Gambling is the wagering of something of value, usually money, on an event whose outcome is determined at least partly by chance. It may also refer to the placing of bets using materials that have a value other than money, such as marbles or collectible game pieces (such as in the games Pogs and Magic: The Gathering).
In general, gambling is an activity that involves risk and reward. While many people enjoy gambling, others may find it addictive and harmful. Gambling addiction can cause problems with relationships, work, health and finances. It may also lead to depression and thoughts of suicide. If you are experiencing these symptoms, please seek help.
Proponents of gambling argue that it attracts tourism and can provide tax revenue for local governments. Opponents point to the social ills of problem gambling, including debt and bankruptcy, divorce, domestic violence, child neglect, and other crimes.
Gambling may be a way to relieve unpleasant feelings, such as boredom or stress. However, there are healthier ways to relieve these feelings, such as exercising, spending time with friends who do not gamble, or practicing relaxation techniques.
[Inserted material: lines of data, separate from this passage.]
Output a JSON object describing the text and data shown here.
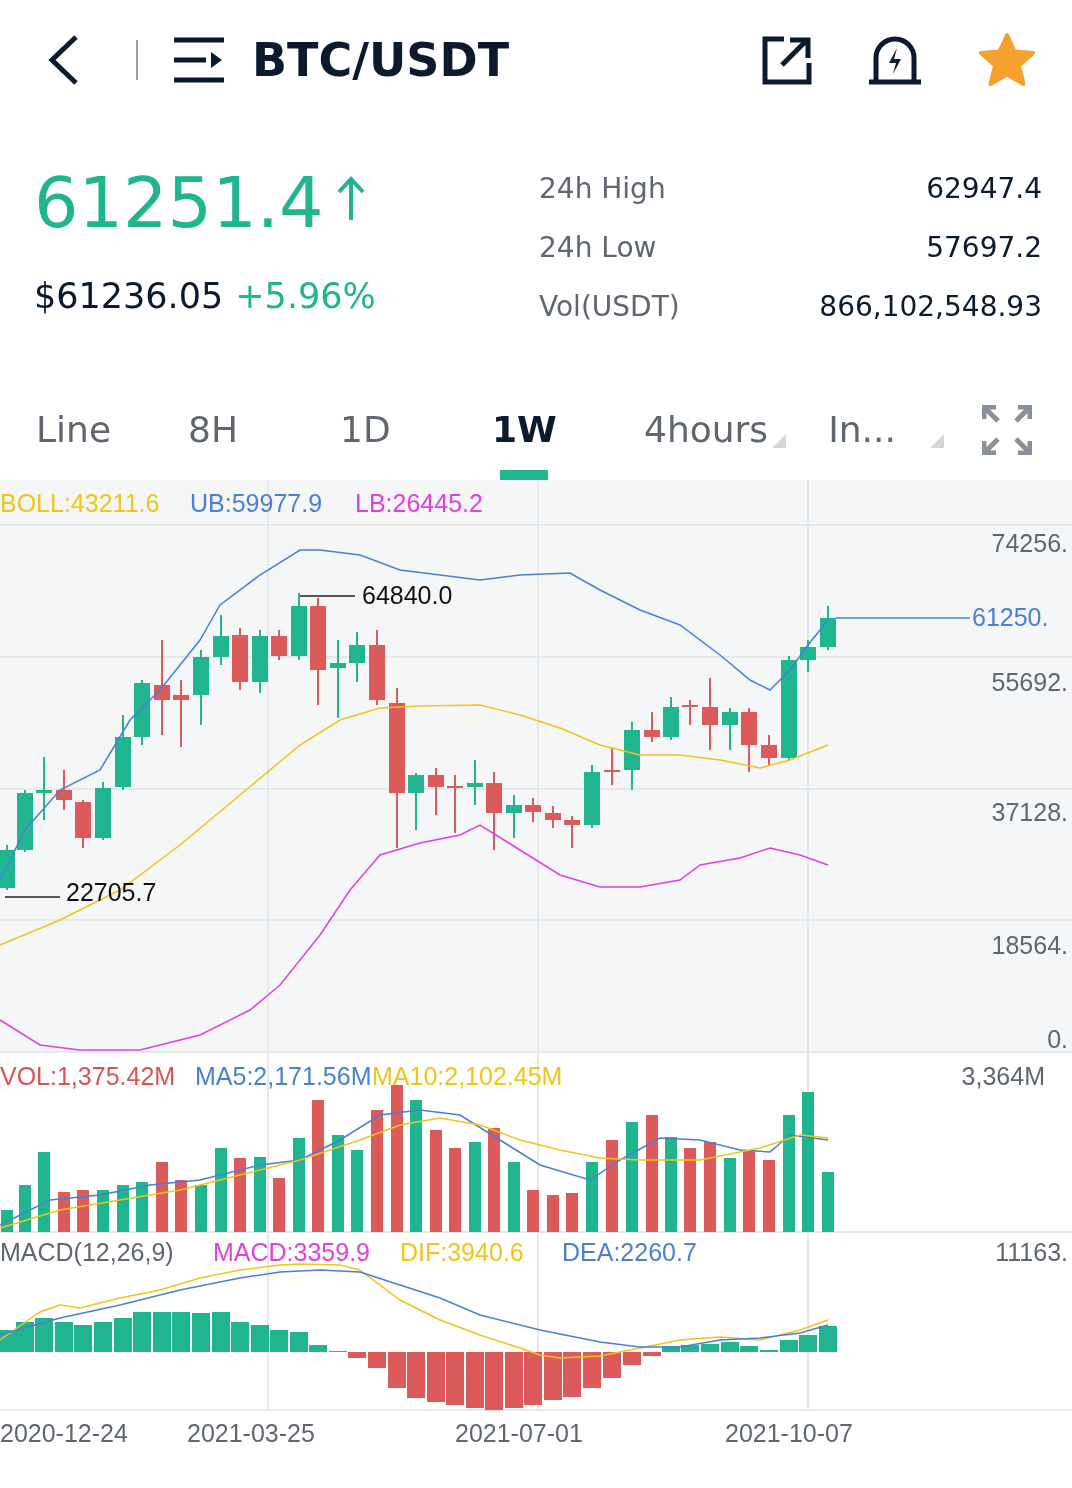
{
  "header": {
    "title": "BTC/USDT",
    "favorite": true
  },
  "ticker": {
    "price": "61251.4",
    "usd_price": "$61236.05",
    "change": "+5.96%",
    "stats": [
      {
        "label": "24h High",
        "value": "62947.4"
      },
      {
        "label": "24h Low",
        "value": "57697.2"
      },
      {
        "label": "Vol(USDT)",
        "value": "866,102,548.93"
      }
    ]
  },
  "tabs": [
    {
      "label": "Line",
      "kind": "plain",
      "selected": false
    },
    {
      "label": "8H",
      "kind": "plain",
      "selected": false
    },
    {
      "label": "1D",
      "kind": "plain",
      "selected": false
    },
    {
      "label": "1W",
      "kind": "plain",
      "selected": true
    },
    {
      "label": "4hours",
      "kind": "dropdown",
      "selected": false
    },
    {
      "label": "In...",
      "kind": "dropdown",
      "selected": false
    }
  ],
  "chart": {
    "boll_legend": [
      {
        "text": "BOLL:43211.6",
        "color": "#f0c419"
      },
      {
        "text": "UB:59977.9",
        "color": "#4a7fd6"
      },
      {
        "text": "LB:26445.2",
        "color": "#e040e0"
      }
    ],
    "price_ticks": [
      "74256.",
      "55692.",
      "37128.",
      "18564.",
      "0."
    ],
    "last_price": "61250.",
    "high_label": "64840.0",
    "low_label": "22705.7",
    "volume_legend": [
      {
        "text": "VOL:1,375.42M",
        "color": "#d9534f"
      },
      {
        "text": "MA5:2,171.56M",
        "color": "#4a7fd6"
      },
      {
        "text": "MA10:2,102.45M",
        "color": "#f0c419"
      }
    ],
    "volume_tick": "3,364M",
    "macd_legend": [
      {
        "text": "MACD(12,26,9)",
        "color": "#5f6670"
      },
      {
        "text": "MACD:3359.9",
        "color": "#e040e0"
      },
      {
        "text": "DIF:3940.6",
        "color": "#f0c419"
      },
      {
        "text": "DEA:2260.7",
        "color": "#4a7fd6"
      }
    ],
    "macd_tick": "11163.",
    "dates": [
      "2020-12-24",
      "2021-03-25",
      "2021-07-01",
      "2021-10-07"
    ]
  }
}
Some people who gamble have a mental health condition that makes them more at risk of developing an addiction. These conditions can include anxiety, bipolar disorder, depression, and other disorders. Seek support and treatment if you are concerned about your or someone else’s gambling behavior. For help with finances, speak to a financial counselor at StepChange.